’08 candidates oddly quiet on Greenspan economic review
Usually it is former Federal Reserve Chairman Alan Greenspan who is mum, but he’s all talk this week trying to sell his memoirs and instead the people who want to be president — and thus inherit the wobbly economy — are the quiet ones.
Only one of the top candidates’ campaigns, Republican Mitt Romney, offered reaction to Greenspan’s criticism that tax cuts and spending on military and prescription drug benefits under the Bush administration were not appropriate with growing deficits.
The former Fed chief said in a Reuters interview that the chances of a recession had now risen from one-third to “somewhat less than 50 (percent)”. He also offered in a Wall Street Journal interview some criticism of Democrats, particularly for their reticence about free trade.

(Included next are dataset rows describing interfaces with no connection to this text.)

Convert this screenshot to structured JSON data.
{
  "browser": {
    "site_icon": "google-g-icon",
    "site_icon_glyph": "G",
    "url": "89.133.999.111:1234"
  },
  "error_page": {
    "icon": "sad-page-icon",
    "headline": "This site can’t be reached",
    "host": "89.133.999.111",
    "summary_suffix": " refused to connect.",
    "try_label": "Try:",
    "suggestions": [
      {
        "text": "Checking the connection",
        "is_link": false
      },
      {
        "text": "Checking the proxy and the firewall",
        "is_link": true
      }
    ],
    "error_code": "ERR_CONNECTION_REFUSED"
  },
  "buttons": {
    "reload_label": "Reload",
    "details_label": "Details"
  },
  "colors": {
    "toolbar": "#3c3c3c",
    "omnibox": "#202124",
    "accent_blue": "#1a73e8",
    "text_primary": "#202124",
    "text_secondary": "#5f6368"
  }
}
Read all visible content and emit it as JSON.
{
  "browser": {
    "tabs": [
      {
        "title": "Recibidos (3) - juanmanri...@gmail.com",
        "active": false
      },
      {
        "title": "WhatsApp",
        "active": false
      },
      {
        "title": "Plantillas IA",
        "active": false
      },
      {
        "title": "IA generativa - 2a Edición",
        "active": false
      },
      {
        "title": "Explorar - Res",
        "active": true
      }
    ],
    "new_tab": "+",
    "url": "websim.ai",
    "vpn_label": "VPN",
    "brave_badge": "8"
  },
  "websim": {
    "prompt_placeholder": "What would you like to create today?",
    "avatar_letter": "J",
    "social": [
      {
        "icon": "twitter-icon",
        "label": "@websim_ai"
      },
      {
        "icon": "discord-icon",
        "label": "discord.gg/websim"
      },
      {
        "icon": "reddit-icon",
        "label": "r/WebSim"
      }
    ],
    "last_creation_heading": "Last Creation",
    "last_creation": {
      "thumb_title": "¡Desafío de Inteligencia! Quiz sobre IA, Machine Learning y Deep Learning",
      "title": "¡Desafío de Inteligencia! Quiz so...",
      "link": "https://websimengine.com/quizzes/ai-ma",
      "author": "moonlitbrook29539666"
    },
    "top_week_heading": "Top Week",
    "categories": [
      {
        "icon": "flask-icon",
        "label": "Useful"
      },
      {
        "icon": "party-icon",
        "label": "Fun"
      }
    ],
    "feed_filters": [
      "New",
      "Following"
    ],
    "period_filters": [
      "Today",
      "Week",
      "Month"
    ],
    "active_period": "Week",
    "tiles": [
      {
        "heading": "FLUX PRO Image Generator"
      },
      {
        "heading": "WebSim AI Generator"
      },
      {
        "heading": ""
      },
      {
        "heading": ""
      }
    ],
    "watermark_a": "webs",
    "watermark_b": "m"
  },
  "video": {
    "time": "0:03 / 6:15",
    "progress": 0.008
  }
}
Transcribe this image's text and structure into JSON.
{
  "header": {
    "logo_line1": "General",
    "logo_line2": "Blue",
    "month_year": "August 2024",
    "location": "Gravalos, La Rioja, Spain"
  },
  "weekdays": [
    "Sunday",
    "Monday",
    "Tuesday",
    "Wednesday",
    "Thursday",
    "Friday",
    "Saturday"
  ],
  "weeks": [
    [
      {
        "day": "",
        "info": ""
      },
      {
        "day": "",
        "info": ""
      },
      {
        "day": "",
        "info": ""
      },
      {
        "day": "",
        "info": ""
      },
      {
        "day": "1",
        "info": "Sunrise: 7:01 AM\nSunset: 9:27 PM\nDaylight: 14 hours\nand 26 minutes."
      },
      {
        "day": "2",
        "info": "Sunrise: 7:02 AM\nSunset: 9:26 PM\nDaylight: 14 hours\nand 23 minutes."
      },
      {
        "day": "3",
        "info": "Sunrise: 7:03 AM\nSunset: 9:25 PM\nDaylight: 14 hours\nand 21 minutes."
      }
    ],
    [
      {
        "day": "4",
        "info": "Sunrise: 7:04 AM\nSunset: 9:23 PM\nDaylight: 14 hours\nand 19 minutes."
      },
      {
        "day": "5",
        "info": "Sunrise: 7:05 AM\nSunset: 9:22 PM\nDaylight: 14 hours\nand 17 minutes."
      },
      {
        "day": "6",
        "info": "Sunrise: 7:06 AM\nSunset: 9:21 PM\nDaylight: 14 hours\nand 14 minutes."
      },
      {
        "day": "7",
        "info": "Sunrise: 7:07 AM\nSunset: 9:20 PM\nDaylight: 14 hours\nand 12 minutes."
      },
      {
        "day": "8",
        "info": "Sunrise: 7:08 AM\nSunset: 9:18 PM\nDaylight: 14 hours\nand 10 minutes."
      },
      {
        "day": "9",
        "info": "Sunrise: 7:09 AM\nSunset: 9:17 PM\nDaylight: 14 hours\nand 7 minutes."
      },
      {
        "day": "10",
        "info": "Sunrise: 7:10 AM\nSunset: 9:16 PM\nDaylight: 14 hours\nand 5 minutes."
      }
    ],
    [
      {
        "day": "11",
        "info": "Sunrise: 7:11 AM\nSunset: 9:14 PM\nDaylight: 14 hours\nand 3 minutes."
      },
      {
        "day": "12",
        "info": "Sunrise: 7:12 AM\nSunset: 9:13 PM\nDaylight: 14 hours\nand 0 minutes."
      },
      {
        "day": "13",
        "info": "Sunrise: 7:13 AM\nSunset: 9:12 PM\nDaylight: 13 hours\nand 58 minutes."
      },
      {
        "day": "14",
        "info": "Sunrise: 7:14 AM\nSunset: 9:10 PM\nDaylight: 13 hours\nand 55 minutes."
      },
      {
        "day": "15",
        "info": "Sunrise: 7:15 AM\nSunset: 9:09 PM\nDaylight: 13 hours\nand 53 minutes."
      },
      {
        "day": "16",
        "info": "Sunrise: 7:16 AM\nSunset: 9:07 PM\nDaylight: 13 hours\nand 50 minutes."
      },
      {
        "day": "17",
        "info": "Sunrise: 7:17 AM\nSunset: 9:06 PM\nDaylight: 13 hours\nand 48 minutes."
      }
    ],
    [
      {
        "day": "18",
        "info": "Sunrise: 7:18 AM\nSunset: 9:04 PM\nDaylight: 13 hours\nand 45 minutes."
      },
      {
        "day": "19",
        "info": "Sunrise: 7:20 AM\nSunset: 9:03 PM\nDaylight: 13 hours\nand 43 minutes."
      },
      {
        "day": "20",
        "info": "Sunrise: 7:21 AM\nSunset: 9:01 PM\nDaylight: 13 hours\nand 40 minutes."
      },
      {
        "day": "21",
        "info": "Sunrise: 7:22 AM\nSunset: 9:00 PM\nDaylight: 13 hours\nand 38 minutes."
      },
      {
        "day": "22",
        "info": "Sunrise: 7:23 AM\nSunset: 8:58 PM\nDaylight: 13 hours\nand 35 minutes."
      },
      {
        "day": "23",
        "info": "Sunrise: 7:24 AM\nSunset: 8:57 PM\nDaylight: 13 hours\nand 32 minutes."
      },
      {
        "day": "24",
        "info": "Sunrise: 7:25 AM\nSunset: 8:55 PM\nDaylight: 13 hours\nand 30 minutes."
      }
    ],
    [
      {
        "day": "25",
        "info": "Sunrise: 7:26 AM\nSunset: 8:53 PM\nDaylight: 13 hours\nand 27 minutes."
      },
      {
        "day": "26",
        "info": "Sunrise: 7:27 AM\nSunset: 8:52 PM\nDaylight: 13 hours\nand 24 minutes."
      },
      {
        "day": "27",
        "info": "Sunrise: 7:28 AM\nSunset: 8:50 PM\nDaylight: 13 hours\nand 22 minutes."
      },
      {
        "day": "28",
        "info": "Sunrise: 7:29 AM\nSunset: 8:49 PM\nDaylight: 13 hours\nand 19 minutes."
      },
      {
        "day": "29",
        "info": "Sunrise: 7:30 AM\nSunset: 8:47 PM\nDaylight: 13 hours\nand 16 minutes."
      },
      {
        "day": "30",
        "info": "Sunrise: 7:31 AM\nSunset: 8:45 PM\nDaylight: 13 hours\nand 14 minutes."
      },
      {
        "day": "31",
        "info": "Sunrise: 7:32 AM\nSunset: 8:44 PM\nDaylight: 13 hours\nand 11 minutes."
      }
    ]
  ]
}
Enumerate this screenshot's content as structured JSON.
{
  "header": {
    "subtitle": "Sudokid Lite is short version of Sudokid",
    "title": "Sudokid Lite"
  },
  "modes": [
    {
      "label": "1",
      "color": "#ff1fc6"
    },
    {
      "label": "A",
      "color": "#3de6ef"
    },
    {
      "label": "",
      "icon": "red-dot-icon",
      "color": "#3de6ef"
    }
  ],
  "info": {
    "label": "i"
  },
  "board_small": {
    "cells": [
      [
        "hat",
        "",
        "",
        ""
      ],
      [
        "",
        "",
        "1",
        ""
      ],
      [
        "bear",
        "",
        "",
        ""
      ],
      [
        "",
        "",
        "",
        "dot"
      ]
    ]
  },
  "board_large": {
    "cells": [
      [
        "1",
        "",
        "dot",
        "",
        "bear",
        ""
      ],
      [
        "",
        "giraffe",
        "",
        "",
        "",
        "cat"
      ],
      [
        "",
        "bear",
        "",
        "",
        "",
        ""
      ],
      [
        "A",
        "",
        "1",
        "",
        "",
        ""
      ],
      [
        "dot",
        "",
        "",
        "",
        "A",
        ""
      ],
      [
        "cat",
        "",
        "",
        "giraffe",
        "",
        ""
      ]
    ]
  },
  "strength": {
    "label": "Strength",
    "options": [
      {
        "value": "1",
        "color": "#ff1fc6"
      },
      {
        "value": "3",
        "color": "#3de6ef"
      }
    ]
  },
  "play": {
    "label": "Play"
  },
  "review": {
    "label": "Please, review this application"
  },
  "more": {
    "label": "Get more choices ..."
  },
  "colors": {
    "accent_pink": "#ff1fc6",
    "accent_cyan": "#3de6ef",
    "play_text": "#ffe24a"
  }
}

Romney, the former Republican Massachusetts governor, has pledged to cap non-military discretionary spending at inflation minus 1 percent.
“He has consistently and repeatedly pointed out that Republicans have to start acting like Republicans again on fiscal issues, and that means we have to take a stand against wasteful spending and challenge the Washington mindset,” his spokesman Kevin Madden said.
The campaign for Republican Fred Thompson did not respond to a request for comment, but said a former Bush administration economic aide, Larry Lindsey, would serve as a senior economic adviser to his campaign.
Representatives for Republican Rudy Giuliani and Democrat Barack Obama declined to comment while the campaigns for Democrats Hillary Clinton and John Edwards did not immediately respond to requests for comment on Greenspan’s observations.
Photo credit: Jim Young; Bush and Greenspan share a laugh in early 2006